Please give back the listing exactly as it reads.
::: Records shown :::
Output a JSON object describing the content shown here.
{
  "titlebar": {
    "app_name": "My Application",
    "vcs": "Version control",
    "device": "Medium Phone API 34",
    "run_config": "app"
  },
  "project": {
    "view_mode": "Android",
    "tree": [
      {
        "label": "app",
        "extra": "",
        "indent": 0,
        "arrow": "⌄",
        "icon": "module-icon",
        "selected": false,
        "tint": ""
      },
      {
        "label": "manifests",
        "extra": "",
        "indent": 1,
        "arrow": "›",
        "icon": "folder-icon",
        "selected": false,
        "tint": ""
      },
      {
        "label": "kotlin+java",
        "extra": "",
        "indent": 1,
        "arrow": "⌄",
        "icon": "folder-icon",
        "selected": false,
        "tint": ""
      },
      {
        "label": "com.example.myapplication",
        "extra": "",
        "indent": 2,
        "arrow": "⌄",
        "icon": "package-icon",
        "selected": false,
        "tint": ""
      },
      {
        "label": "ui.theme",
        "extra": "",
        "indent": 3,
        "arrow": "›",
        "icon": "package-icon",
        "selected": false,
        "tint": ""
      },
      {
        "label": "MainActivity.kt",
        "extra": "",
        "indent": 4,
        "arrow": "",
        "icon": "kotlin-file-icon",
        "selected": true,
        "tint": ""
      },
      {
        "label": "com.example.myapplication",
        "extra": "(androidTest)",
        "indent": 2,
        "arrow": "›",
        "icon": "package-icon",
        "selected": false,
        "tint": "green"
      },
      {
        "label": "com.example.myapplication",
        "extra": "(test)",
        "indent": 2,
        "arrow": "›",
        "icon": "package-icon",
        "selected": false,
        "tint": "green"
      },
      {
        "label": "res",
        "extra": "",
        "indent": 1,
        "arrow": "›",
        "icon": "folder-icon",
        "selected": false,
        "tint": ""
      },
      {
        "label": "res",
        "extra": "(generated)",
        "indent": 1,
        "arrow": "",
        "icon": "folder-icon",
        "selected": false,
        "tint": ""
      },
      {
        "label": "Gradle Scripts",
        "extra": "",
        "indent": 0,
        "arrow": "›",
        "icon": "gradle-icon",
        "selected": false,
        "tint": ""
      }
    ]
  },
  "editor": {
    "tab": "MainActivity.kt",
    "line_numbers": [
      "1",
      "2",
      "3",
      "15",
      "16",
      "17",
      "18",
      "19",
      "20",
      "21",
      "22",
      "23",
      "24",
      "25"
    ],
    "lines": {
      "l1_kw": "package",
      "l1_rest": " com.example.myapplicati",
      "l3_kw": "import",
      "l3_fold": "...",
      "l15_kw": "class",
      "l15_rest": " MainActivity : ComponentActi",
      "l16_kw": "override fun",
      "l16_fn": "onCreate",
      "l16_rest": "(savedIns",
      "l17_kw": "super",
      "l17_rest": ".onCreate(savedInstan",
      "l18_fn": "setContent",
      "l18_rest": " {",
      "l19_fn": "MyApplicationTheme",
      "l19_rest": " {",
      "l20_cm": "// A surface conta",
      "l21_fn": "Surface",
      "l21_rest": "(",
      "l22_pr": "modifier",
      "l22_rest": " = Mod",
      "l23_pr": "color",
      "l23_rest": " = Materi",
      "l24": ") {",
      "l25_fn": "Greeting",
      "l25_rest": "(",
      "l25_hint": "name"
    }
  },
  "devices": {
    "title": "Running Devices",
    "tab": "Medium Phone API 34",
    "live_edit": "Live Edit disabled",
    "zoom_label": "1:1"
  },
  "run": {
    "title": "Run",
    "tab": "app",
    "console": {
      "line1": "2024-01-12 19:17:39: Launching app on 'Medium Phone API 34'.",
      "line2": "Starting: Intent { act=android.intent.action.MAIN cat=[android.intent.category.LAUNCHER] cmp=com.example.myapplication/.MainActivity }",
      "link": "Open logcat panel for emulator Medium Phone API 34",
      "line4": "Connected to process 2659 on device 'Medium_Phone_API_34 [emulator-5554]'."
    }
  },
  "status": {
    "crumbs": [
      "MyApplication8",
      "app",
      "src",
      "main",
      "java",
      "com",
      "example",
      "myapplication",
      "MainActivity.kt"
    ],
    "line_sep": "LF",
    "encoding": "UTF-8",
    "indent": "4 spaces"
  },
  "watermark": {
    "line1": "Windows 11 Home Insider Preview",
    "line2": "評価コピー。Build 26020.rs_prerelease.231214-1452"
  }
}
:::
Answer box:
Output a JSON object describing the content shown here.
{
  "titlebar": {
    "app_name": "My Application",
    "vcs": "Version control",
    "device": "Medium Phone API 34",
    "run_config": "app"
  },
  "project": {
    "view_mode": "Android",
    "tree": [
      {
        "label": "app",
        "extra": "",
        "indent": 0,
        "arrow": "⌄",
        "icon": "module-icon",
        "selected": false,
        "tint": ""
      },
      {
        "label": "manifests",
        "extra": "",
        "indent": 1,
        "arrow": "›",
        "icon": "folder-icon",
        "selected": false,
        "tint": ""
      },
      {
        "label": "kotlin+java",
        "extra": "",
        "indent": 1,
        "arrow": "⌄",
        "icon": "folder-icon",
        "selected": false,
        "tint": ""
      },
      {
        "label": "com.example.myapplication",
        "extra": "",
        "indent": 2,
        "arrow": "⌄",
        "icon": "package-icon",
        "selected": false,
        "tint": ""
      },
      {
        "label": "ui.theme",
        "extra": "",
        "indent": 3,
        "arrow": "›",
        "icon": "package-icon",
        "selected": false,
        "tint": ""
      },
      {
        "label": "MainActivity.kt",
        "extra": "",
        "indent": 4,
        "arrow": "",
        "icon": "kotlin-file-icon",
        "selected": true,
        "tint": ""
      },
      {
        "label": "com.example.myapplication",
        "extra": "(androidTest)",
        "indent": 2,
        "arrow": "›",
        "icon": "package-icon",
        "selected": false,
        "tint": "green"
      },
      {
        "label": "com.example.myapplication",
        "extra": "(test)",
        "indent": 2,
        "arrow": "›",
        "icon": "package-icon",
        "selected": false,
        "tint": "green"
      },
      {
        "label": "res",
        "extra": "",
        "indent": 1,
        "arrow": "›",
        "icon": "folder-icon",
        "selected": false,
        "tint": ""
      },
      {
        "label": "res",
        "extra": "(generated)",
        "indent": 1,
        "arrow": "",
        "icon": "folder-icon",
        "selected": false,
        "tint": ""
      },
      {
        "label": "Gradle Scripts",
        "extra": "",
        "indent": 0,
        "arrow": "›",
        "icon": "gradle-icon",
        "selected": false,
        "tint": ""
      }
    ]
  },
  "editor": {
    "tab": "MainActivity.kt",
    "line_numbers": [
      "1",
      "2",
      "3",
      "15",
      "16",
      "17",
      "18",
      "19",
      "20",
      "21",
      "22",
      "23",
      "24",
      "25"
    ],
    "lines": {
      "l1_kw": "package",
      "l1_rest": " com.example.myapplicati",
      "l3_kw": "import",
      "l3_fold": "...",
      "l15_kw": "class",
      "l15_rest": " MainActivity : ComponentActi",
      "l16_kw": "override fun",
      "l16_fn": "onCreate",
      "l16_rest": "(savedIns",
      "l17_kw": "super",
      "l17_rest": ".onCreate(savedInstan",
      "l18_fn": "setContent",
      "l18_rest": " {",
      "l19_fn": "MyApplicationTheme",
      "l19_rest": " {",
      "l20_cm": "// A surface conta",
      "l21_fn": "Surface",
      "l21_rest": "(",
      "l22_pr": "modifier",
      "l22_rest": " = Mod",
      "l23_pr": "color",
      "l23_rest": " = Materi",
      "l24": ") {",
      "l25_fn": "Greeting",
      "l25_rest": "(",
      "l25_hint": "name"
    }
  },
  "devices": {
    "title": "Running Devices",
    "tab": "Medium Phone API 34",
    "live_edit": "Live Edit disabled",
    "zoom_label": "1:1"
  },
  "run": {
    "title": "Run",
    "tab": "app",
    "console": {
      "line1": "2024-01-12 19:17:39: Launching app on 'Medium Phone API 34'.",
      "line2": "Starting: Intent { act=android.intent.action.MAIN cat=[android.intent.category.LAUNCHER] cmp=com.example.myapplication/.MainActivity }",
      "link": "Open logcat panel for emulator Medium Phone API 34",
      "line4": "Connected to process 2659 on device 'Medium_Phone_API_34 [emulator-5554]'."
    }
  },
  "status": {
    "crumbs": [
      "MyApplication8",
      "app",
      "src",
      "main",
      "java",
      "com",
      "example",
      "myapplication",
      "MainActivity.kt"
    ],
    "line_sep": "LF",
    "encoding": "UTF-8",
    "indent": "4 spaces"
  },
  "watermark": {
    "line1": "Windows 11 Home Insider Preview",
    "line2": "評価コピー。Build 26020.rs_prerelease.231214-1452"
  }
}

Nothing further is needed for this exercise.